__The data__:
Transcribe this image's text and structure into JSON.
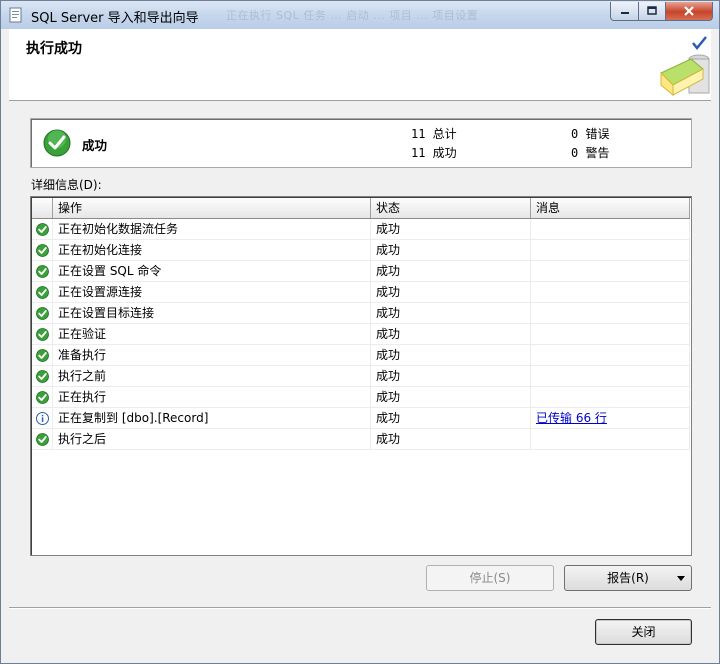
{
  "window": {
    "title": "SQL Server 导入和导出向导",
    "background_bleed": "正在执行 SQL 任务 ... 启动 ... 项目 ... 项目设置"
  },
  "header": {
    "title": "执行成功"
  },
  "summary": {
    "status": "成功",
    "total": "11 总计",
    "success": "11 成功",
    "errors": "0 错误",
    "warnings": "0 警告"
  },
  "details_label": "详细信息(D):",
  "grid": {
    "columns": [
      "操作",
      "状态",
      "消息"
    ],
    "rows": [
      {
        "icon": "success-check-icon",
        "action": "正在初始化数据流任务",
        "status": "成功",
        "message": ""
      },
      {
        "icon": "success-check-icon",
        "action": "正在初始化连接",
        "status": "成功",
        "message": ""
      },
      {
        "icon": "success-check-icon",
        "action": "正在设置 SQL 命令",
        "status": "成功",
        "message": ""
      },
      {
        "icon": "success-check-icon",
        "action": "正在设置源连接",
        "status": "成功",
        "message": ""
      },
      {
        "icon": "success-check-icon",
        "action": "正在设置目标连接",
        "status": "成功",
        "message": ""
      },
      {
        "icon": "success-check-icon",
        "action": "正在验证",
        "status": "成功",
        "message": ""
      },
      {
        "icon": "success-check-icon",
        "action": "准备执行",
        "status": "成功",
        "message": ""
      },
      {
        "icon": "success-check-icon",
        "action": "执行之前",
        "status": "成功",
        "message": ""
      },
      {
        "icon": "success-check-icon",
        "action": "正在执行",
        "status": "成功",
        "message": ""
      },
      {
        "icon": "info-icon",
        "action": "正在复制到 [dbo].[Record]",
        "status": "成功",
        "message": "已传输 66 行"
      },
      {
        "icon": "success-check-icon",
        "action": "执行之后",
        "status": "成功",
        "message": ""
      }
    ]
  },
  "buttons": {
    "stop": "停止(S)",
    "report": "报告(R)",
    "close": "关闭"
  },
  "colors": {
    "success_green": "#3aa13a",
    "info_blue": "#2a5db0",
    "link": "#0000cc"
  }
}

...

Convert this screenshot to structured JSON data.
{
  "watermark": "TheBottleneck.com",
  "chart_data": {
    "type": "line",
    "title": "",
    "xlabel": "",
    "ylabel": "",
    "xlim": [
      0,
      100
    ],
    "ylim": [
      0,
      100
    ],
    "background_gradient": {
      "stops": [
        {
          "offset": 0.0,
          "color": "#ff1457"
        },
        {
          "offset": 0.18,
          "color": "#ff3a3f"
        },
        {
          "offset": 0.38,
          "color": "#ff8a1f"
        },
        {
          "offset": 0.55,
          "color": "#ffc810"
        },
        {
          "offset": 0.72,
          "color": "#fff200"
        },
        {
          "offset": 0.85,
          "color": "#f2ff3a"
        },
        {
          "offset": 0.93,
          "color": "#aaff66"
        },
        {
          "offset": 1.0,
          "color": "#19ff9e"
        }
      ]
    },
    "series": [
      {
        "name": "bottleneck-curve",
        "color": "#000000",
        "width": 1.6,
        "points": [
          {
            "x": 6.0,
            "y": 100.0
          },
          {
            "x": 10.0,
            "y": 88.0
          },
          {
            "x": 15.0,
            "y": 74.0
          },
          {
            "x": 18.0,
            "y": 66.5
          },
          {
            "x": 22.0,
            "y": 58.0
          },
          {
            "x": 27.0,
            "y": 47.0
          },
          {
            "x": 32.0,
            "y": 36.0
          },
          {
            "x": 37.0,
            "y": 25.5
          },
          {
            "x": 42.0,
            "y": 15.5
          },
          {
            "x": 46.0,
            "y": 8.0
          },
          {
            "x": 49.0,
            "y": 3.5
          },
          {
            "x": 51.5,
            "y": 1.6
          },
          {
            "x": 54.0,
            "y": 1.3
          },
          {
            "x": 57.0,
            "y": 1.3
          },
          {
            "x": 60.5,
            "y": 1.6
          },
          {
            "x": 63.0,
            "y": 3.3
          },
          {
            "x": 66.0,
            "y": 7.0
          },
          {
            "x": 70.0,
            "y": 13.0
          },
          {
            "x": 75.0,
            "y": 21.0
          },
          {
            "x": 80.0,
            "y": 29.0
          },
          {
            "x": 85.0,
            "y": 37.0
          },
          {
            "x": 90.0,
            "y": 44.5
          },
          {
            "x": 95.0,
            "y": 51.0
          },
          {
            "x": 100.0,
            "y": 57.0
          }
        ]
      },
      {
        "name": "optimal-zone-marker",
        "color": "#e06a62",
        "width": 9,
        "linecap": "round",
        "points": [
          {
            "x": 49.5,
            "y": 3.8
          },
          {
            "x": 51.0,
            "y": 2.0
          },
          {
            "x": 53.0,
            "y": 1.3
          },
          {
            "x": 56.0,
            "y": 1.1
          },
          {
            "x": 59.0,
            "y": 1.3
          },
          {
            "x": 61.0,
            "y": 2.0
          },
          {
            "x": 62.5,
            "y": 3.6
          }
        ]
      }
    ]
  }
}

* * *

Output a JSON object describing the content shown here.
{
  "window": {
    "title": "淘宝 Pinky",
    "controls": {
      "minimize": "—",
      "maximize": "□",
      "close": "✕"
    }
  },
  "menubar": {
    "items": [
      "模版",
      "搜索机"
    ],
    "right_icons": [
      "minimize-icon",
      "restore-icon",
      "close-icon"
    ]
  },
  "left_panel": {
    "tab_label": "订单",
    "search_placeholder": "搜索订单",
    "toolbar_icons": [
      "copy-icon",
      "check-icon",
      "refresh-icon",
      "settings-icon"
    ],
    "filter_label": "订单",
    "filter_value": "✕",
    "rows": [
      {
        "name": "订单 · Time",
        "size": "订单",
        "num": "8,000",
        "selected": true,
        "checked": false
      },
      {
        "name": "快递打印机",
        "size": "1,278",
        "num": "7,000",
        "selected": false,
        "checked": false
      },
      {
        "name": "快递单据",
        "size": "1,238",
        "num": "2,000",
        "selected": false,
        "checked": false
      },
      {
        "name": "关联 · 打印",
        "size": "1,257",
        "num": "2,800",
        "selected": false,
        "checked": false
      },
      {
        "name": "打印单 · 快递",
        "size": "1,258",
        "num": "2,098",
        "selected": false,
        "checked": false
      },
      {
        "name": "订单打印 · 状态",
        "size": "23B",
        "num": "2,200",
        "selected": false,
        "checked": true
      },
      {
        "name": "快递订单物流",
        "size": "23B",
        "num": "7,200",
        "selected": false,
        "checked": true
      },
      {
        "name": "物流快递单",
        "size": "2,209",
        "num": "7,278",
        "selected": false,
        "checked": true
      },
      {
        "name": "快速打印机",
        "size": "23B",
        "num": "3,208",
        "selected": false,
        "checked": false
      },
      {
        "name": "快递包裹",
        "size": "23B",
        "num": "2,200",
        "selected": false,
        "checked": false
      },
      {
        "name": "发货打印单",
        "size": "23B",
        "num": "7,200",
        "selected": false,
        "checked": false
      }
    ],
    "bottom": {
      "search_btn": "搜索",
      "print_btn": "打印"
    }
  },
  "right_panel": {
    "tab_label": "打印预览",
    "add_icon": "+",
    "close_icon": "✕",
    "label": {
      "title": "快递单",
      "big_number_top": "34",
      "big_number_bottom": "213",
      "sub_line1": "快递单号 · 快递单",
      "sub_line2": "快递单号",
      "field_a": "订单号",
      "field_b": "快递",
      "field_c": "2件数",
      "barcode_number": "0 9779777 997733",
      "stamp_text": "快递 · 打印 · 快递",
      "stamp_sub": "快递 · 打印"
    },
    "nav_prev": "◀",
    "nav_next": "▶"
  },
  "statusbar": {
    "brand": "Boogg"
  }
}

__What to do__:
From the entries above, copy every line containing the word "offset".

__Output below__:
          "offset": 0.0,
          "offset": 0.18,
          "offset": 0.38,
          "offset": 0.55,
          "offset": 0.72,
          "offset": 0.85,
          "offset": 0.93,
          "offset": 1.0,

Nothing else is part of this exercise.